6. They engage in discriminatory employment practices.
If you think your employer may be engaging in unlawful discrimination, this article I wrote for Fairygodboss may help you.
In it, I share the various signs that point to unlawful workplace discrimination, including, but not limited to: questionable hiring practices, biased language, unfair promotions or assignment of work, unequal pay, assumptions regarding an employee’s plans or abilities, disparate enforcement of policies, and retaliation.
If your employer is engaging in workplace discrimination, or if you have reason to believe they are, you might take it as a sign that they’re not the right employer for you.
Do remember that the onus is not on you as a worker to leave though. Rather, it’s on the employer to stop its unlawful practices.
I’ve known many victims of workplace discrimination who chose to stick it out with an employer for one reason or another.
Whether because of length of service, pension options, fringe benefits, job security, passion for the work performed, or some other reason entirely, choosing to stay with an employer is a personal choice.
You don’t have to leave, but, like any relationship, it is your choice to do so if it’s not right for you.
7. Your gut is telling you to go.
The final sign it may be time to ditch your toxic employer? Your gut is telling you to go.
I know it is hard. For the most part, people need their jobs, and it’s not like new positions just fall from the sky.
It takes time to build a reputation and a career, and upending that overnight is not a choice most would willingly undertake.
But, if you’re in a bad place, you might want to consider doing so.
Only you will know what’s right for you.

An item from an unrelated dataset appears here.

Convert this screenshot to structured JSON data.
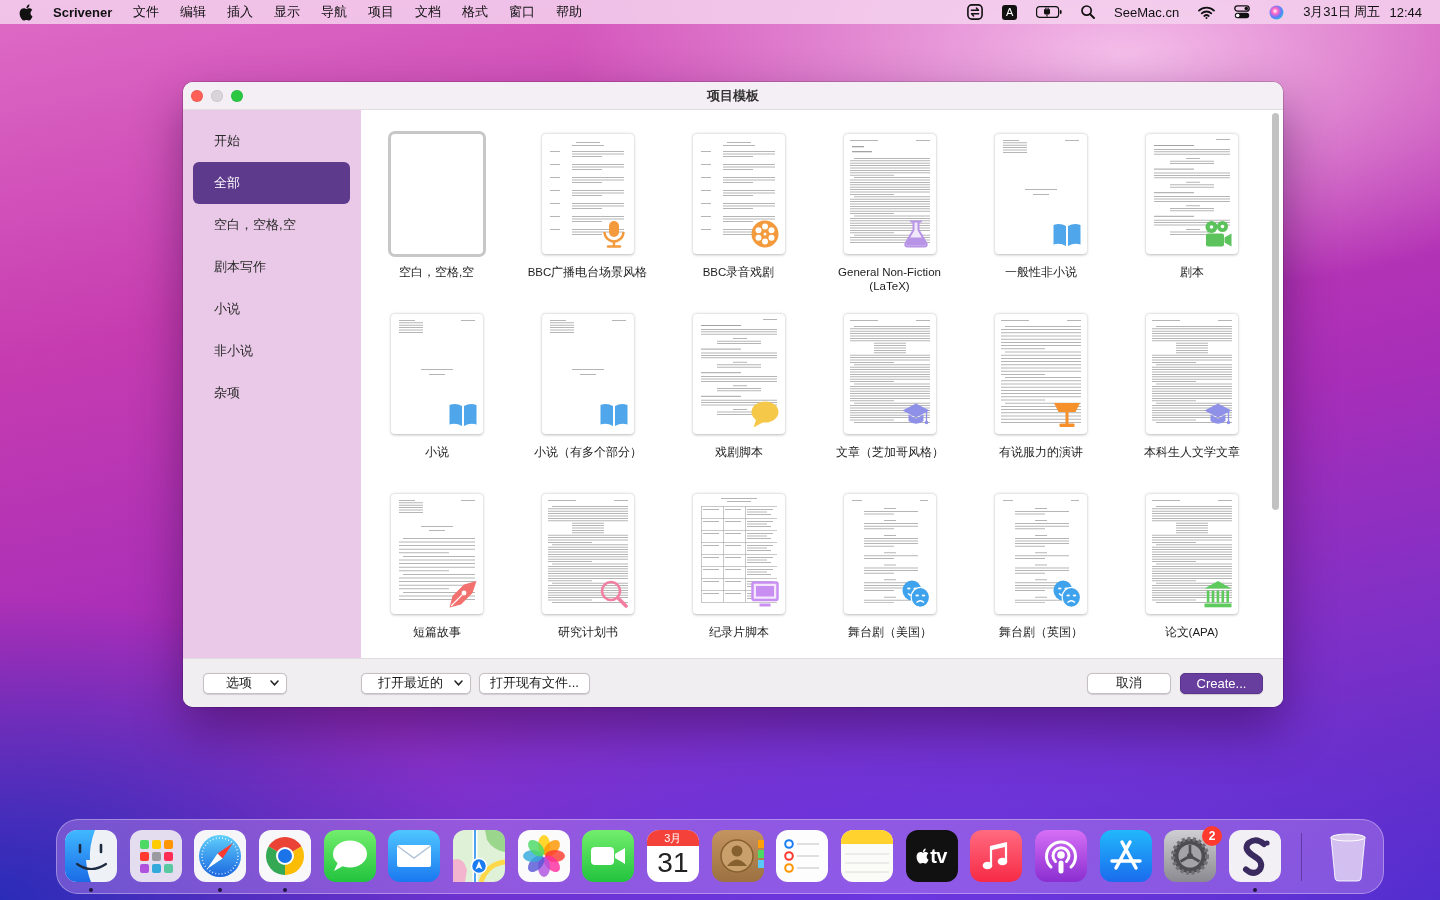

Disclaimer: This blog does not provide legal advice and does not create an attorney-client relationship. Always contact an attorney directly if you are in need of legal advice.